Affairs in Georgia requiring his presence, general Prevost repaired there soon after the siege of Charleston was raised. He left a force sufficient in Port Royal to encourage his friends, by keeping up the appearance of some permanent establishment in that province, where he meant soon to return. But early in the autumn, the unexpected arrival of the squadron Edition: orig; Page: [176] commanded by the count de Estaing, Edition: current; Page: [313] on the southern coast, gave the flattering promise of a new face to the affairs of Georgia and the Carolinas.

The admiral on his arrival in the Savannah, landed his troops with all possible expedition, and in conjunction with the Americans, laid siege to the capital of Georgia. On the sixteenth of September, he demanded a surrender of the town to the arms of the king of France. The summons was in language that rather excited terror than allurement, and would have determined an officer of less courage and resolution than general Prevost, to defend the town to the last. The situation of Savannah was indeed scarcely defensible; but resolved not to yield but in the last extremity, Prevost returned a polite, but evasive answer to the French commander; and had the address to obtain a truce of twenty-four hours to deliberate.
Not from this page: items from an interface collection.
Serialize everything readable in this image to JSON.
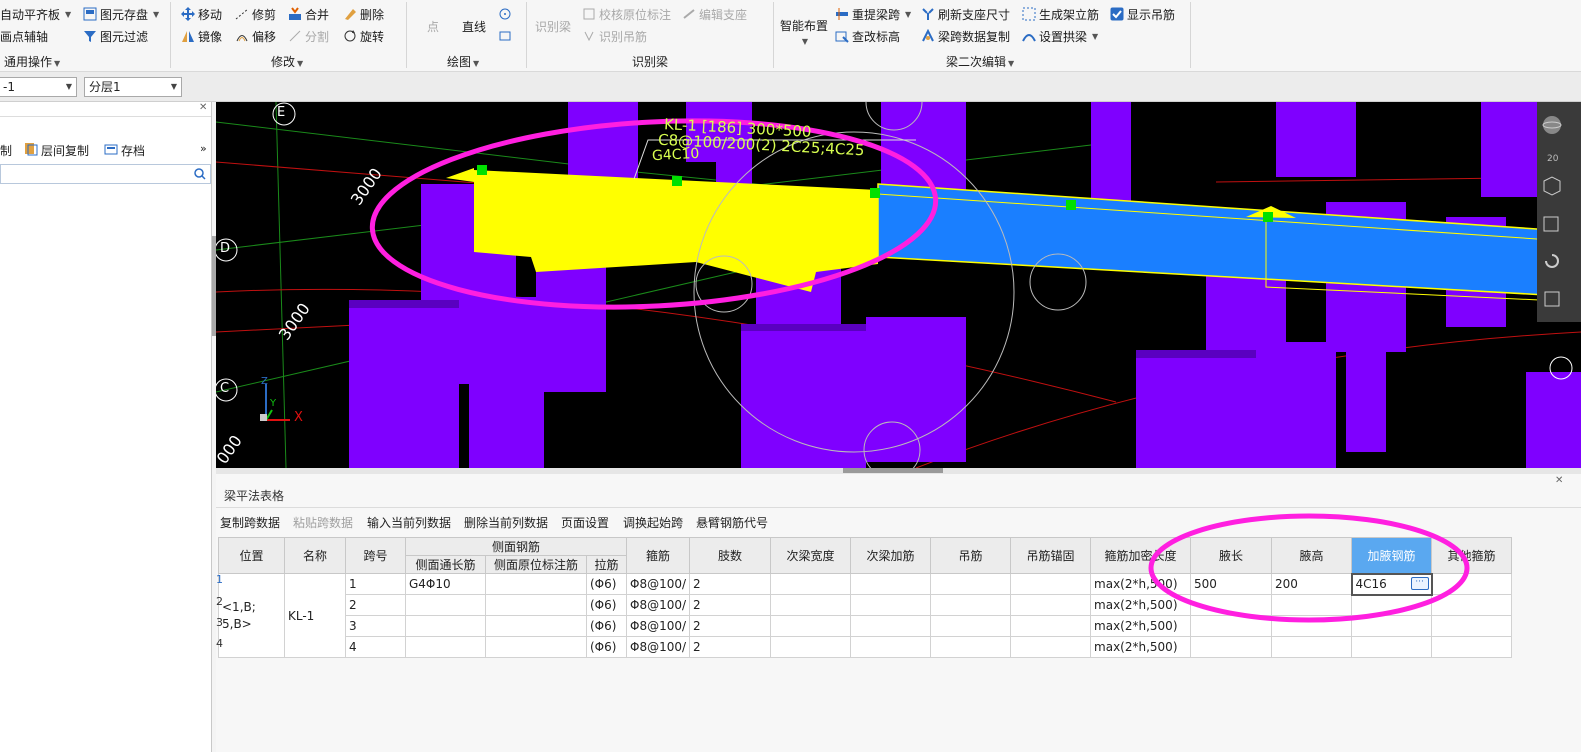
{
  "ribbon": {
    "general": {
      "align_board": "自动平齐板",
      "point_axis": "画点辅轴",
      "save_elem": "图元存盘",
      "filter_elem": "图元过滤",
      "group_label": "通用操作"
    },
    "modify": {
      "move": "移动",
      "trim": "修剪",
      "merge": "合并",
      "delete": "删除",
      "mirror": "镜像",
      "offset": "偏移",
      "split": "分割",
      "rotate": "旋转",
      "group_label": "修改"
    },
    "draw": {
      "point": "点",
      "line": "直线",
      "group_label": "绘图"
    },
    "recognize": {
      "recog_beam": "识别梁",
      "check_annotation": "校核原位标注",
      "edit_support": "编辑支座",
      "recog_hanger": "识别吊筋",
      "group_label": "识别梁"
    },
    "beam_edit": {
      "smart_layout": "智能布置",
      "re_span": "重提梁跨",
      "refresh_support": "刷新支座尺寸",
      "gen_stirrup": "生成架立筋",
      "show_hanger": "显示吊筋",
      "check_elevation": "查改标高",
      "copy_span_data": "梁跨数据复制",
      "set_arch": "设置拱梁",
      "group_label": "梁二次编辑"
    }
  },
  "combos": {
    "floor": "-1",
    "layer": "分层1"
  },
  "leftpanel": {
    "copy": "制",
    "floor_copy": "层间复制",
    "save": "存档",
    "more": "»"
  },
  "viewport": {
    "axis_e": "E",
    "axis_d": "D",
    "axis_c": "C",
    "dim1": "3000",
    "dim2": "3000",
    "dim3": "000",
    "beam_label_1": "KL-1 [186] 300*500",
    "beam_label_2": "C8@100/200(2) 2C25;4C25",
    "beam_label_3": "G4C10",
    "axis_x": "X",
    "axis_y": "Y",
    "axis_z": "Z",
    "cube_label": "20"
  },
  "bottom": {
    "title": "梁平法表格",
    "toolbar": [
      "复制跨数据",
      "粘贴跨数据",
      "输入当前列数据",
      "删除当前列数据",
      "页面设置",
      "调换起始跨",
      "悬臂钢筋代号"
    ],
    "headers": {
      "position": "位置",
      "name": "名称",
      "span": "跨号",
      "side_group": "侧面钢筋",
      "side_through": "侧面通长筋",
      "side_inplace": "侧面原位标注筋",
      "tie": "拉筋",
      "stirrup": "箍筋",
      "legs": "肢数",
      "sec_width": "次梁宽度",
      "sec_add": "次梁加筋",
      "hanger": "吊筋",
      "hanger_anchor": "吊筋锚固",
      "stirrup_add_len": "箍筋加密长度",
      "haunch_len": "腋长",
      "haunch_h": "腋高",
      "haunch_bar": "加腋钢筋",
      "other_stirrup": "其他箍筋"
    },
    "rows": [
      {
        "num": "1",
        "position": "<1,B;",
        "name": "KL-1",
        "span": "1",
        "side_through": "G4Φ10",
        "tie": "(Φ6)",
        "stirrup": "Φ8@100/",
        "legs": "2",
        "add_len": "max(2*h,500)",
        "haunch_len": "500",
        "haunch_h": "200",
        "haunch_bar": "4C16"
      },
      {
        "num": "2",
        "position": "5,B>",
        "name": "",
        "span": "2",
        "side_through": "",
        "tie": "(Φ6)",
        "stirrup": "Φ8@100/",
        "legs": "2",
        "add_len": "max(2*h,500)",
        "haunch_len": "",
        "haunch_h": "",
        "haunch_bar": ""
      },
      {
        "num": "3",
        "position": "",
        "name": "",
        "span": "3",
        "side_through": "",
        "tie": "(Φ6)",
        "stirrup": "Φ8@100/",
        "legs": "2",
        "add_len": "max(2*h,500)",
        "haunch_len": "",
        "haunch_h": "",
        "haunch_bar": ""
      },
      {
        "num": "4",
        "position": "",
        "name": "",
        "span": "4",
        "side_through": "",
        "tie": "(Φ6)",
        "stirrup": "Φ8@100/",
        "legs": "2",
        "add_len": "max(2*h,500)",
        "haunch_len": "",
        "haunch_h": "",
        "haunch_bar": ""
      }
    ]
  },
  "colors": {
    "column": "#7f00ff",
    "selected_beam": "#ffff00",
    "beam": "#1a7fff",
    "highlight_ellipse": "#ff1fe0",
    "grip": "#00e000",
    "header_active": "#5aa8f0"
  }
}
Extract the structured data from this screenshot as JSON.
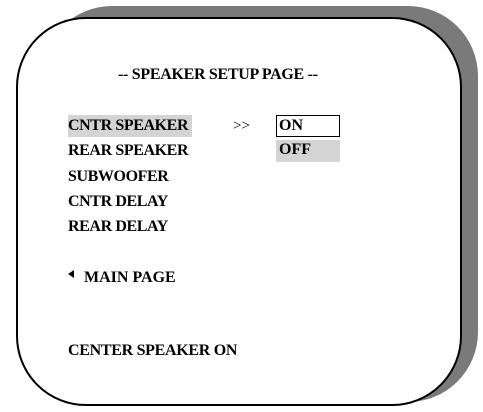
{
  "osd": {
    "title": "-- SPEAKER SETUP PAGE --",
    "menu_items": [
      {
        "label": "CNTR SPEAKER",
        "selected": true
      },
      {
        "label": "REAR SPEAKER",
        "selected": false
      },
      {
        "label": "SUBWOOFER",
        "selected": false
      },
      {
        "label": "CNTR DELAY",
        "selected": false
      },
      {
        "label": "REAR DELAY",
        "selected": false
      }
    ],
    "submenu_arrow": ">>",
    "options": [
      {
        "label": "ON",
        "current": true
      },
      {
        "label": "OFF",
        "current": false
      }
    ],
    "back_icon": "left-triangle-icon",
    "main_page_label": "MAIN PAGE",
    "status_text": "CENTER SPEAKER ON"
  },
  "colors": {
    "panel_background": "#ffffff",
    "panel_border": "#000000",
    "shadow": "#7a7a7a",
    "highlight": "#d4d4d4",
    "text": "#000000"
  }
}
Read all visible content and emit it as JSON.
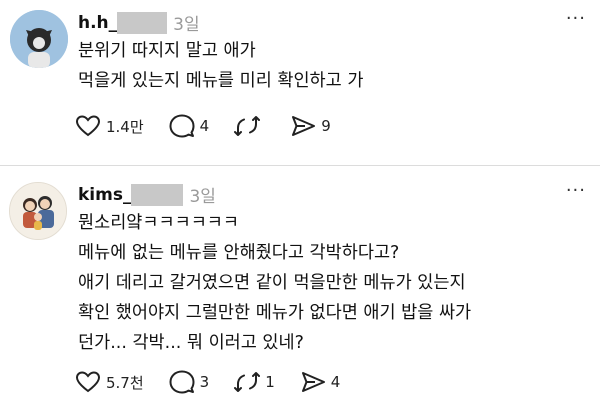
{
  "posts": [
    {
      "username": "h.h_",
      "time": "3일",
      "more": "···",
      "lines": [
        "분위기 따지지 말고 애가",
        "먹을게 있는지 메뉴를 미리 확인하고 가"
      ],
      "likes": "1.4만",
      "comments": "4",
      "reposts": "",
      "shares": "9"
    },
    {
      "username": "kims_",
      "time": "3일",
      "more": "···",
      "lines": [
        "뭔소리얔ㅋㅋㅋㅋㅋㅋ",
        "메뉴에 없는 메뉴를 안해줬다고 각박하다고?",
        "애기 데리고 갈거였으면 같이 먹을만한 메뉴가 있는지",
        "확인 했어야지 그럴만한 메뉴가 없다면 애기 밥을 싸가",
        "던가... 각박... 뭐 이러고 있네?"
      ],
      "likes": "5.7천",
      "comments": "3",
      "reposts": "1",
      "shares": "4"
    }
  ],
  "icons": {
    "like": "heart-icon",
    "comment": "comment-icon",
    "repost": "repost-icon",
    "share": "share-icon"
  }
}
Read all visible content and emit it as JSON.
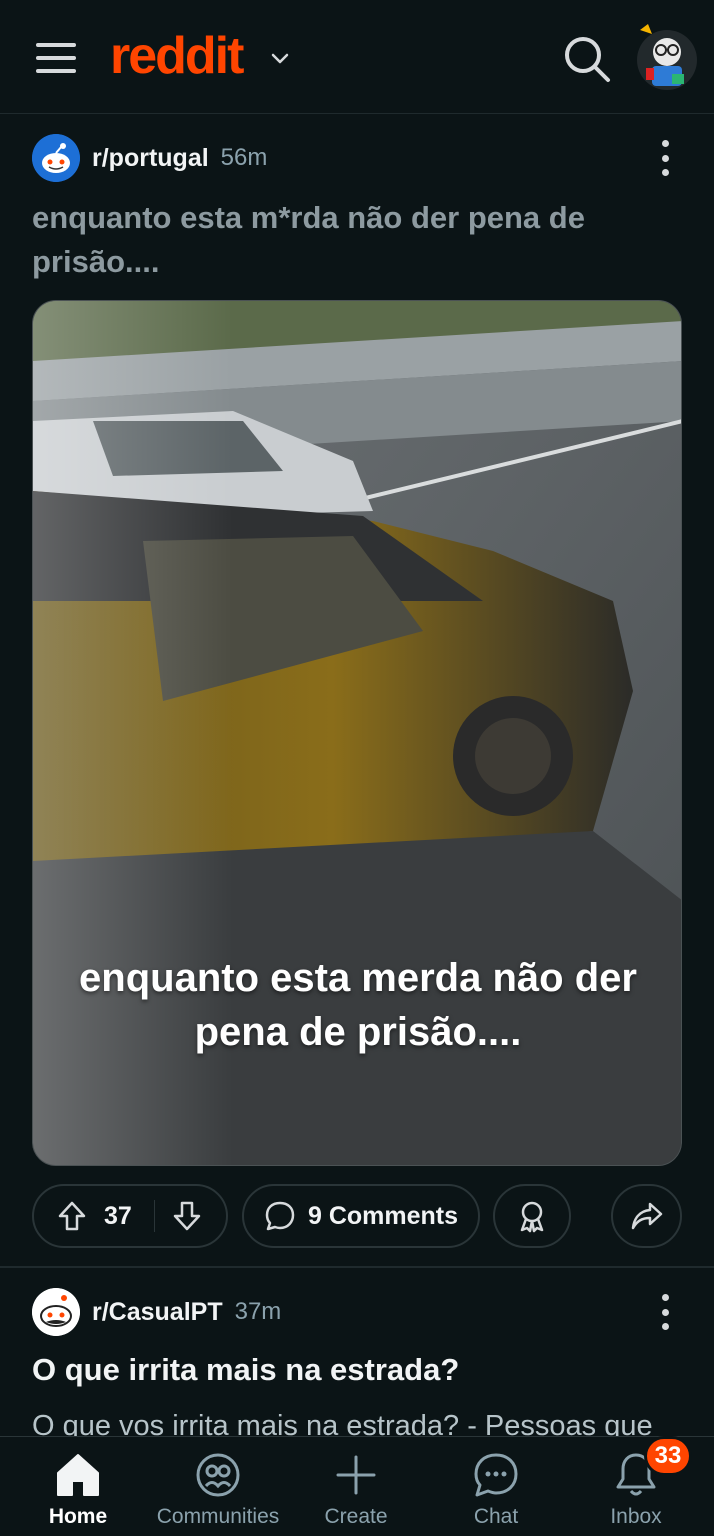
{
  "header": {
    "logo_text": "reddit",
    "icons": [
      "menu-icon",
      "chevron-down-icon",
      "search-icon",
      "user-avatar"
    ]
  },
  "post1": {
    "subreddit": "r/portugal",
    "time": "56m",
    "title": "enquanto esta m*rda não der pena de prisão....",
    "image_caption": "enquanto esta merda não der pena de prisão....",
    "upvotes": "37",
    "comments_label": "9 Comments"
  },
  "post2": {
    "subreddit": "r/CasualPT",
    "time": "37m",
    "title": "O que irrita mais na estrada?",
    "snippet": "O que vos irrita mais na estrada? - Pessoas que"
  },
  "bottom_nav": {
    "items": [
      {
        "label": "Home",
        "icon": "home-icon",
        "active": true
      },
      {
        "label": "Communities",
        "icon": "communities-icon",
        "active": false
      },
      {
        "label": "Create",
        "icon": "plus-icon",
        "active": false
      },
      {
        "label": "Chat",
        "icon": "chat-icon",
        "active": false
      },
      {
        "label": "Inbox",
        "icon": "bell-icon",
        "active": false
      }
    ],
    "inbox_badge": "33"
  },
  "colors": {
    "brand": "#ff4500",
    "background": "#0b1416",
    "muted_text": "#8ba2ad",
    "title_read": "#8d9aa0"
  }
}
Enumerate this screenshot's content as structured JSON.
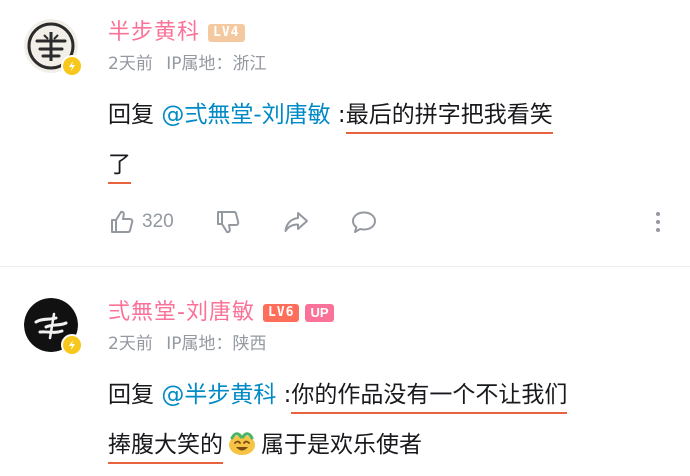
{
  "comments": [
    {
      "username": "半步黄科",
      "level": "LV4",
      "time": "2天前",
      "ip": "IP属地：浙江",
      "reply_prefix": "回复",
      "mention": "@弍無堂-刘唐敏",
      "colon": " :",
      "text_highlight_1": "最后的拼字把我看笑",
      "text_highlight_2": "了",
      "likes": "320"
    },
    {
      "username": "弍無堂-刘唐敏",
      "level": "LV6",
      "up_badge": "UP",
      "time": "2天前",
      "ip": "IP属地：陕西",
      "reply_prefix": "回复",
      "mention": "@半步黄科",
      "colon": " :",
      "text_highlight_1": "你的作品没有一个不让我们",
      "text_highlight_2": "捧腹大笑的",
      "emoji": "laughing-face-emoji",
      "text_plain": "属于是欢乐使者"
    }
  ],
  "colors": {
    "username": "#fb7299",
    "mention": "#008ac5",
    "highlight_underline": "#e7623d",
    "meta": "#9499a0",
    "vip_badge": "#f8c71b"
  },
  "icons": [
    "thumbs-up-icon",
    "thumbs-down-icon",
    "share-icon",
    "reply-icon",
    "more-icon",
    "lightning-icon"
  ]
}
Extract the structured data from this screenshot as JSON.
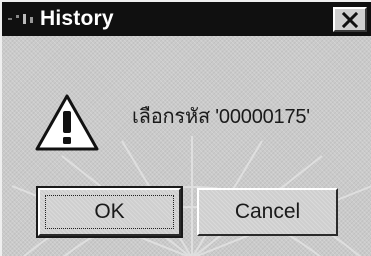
{
  "window": {
    "title": "History",
    "close_icon": "close-x-icon",
    "app_icon": "app-icon"
  },
  "dialog": {
    "icon": "warning-icon",
    "message": "เลือกรหัส '00000175'"
  },
  "buttons": {
    "ok_label": "OK",
    "cancel_label": "Cancel"
  },
  "colors": {
    "titlebar": "#101010",
    "title_text": "#ffffff",
    "dialog_bg": "#c6c6c6",
    "warning_fill": "#ffffff"
  }
}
In this fortunate interval, the arrival of colonel Maitland, with a body of troops from Port Royal, put an end to deliberation. All thoughts of surrender were laid aside, and a most gallant defence made. The town was bombarded for five days, to the great terror and distress of the inhabitants. In this predicament, general Prevost wrote and requested the count de Estaing, that the women and children, with his Edition: orig; Page: [177] own wife and family, might be sent down the river, and placed under the protection of one of the French ships. After some delay, he had the mortification to receive an unpolite and cruel refusal.

As this answer was signed by both the French and American commanders, censure for want of humanity fell equally on each. It is not improbable the severe language it contained, might be designed to intimidate, and hasten a surrender, and thereby prevent the further effusion of blood. Yet there appeared a want of generosity unbecoming the politeness of the Frenchman, and inconsistent with the well known humanity of the American commander. Of this they seemed to be sensible within a few days, when fortune began to change her face. Apologies were made both by general Lincoln and the count, for this indelicate refusal: great tenderness was therein expressed for the inhabitants, and every civility offered, particularly to the general’s lady and family, and a ship assigned as an asylum for herself and friends. General Prevost replied to this offer of kindness, extorted by apprehension if not by fear, that “what had been once refused in terms of insult, could in no circumstances be deemed worth the acceptance.”

Edition: orig; Page: [178] The little time gained by this short parley for the purposes Edition: current; Page: [314] of civility, was improved by general Prevost to great advantage in every view. With indefatigable industry he strengthened his old works; and, assisted by t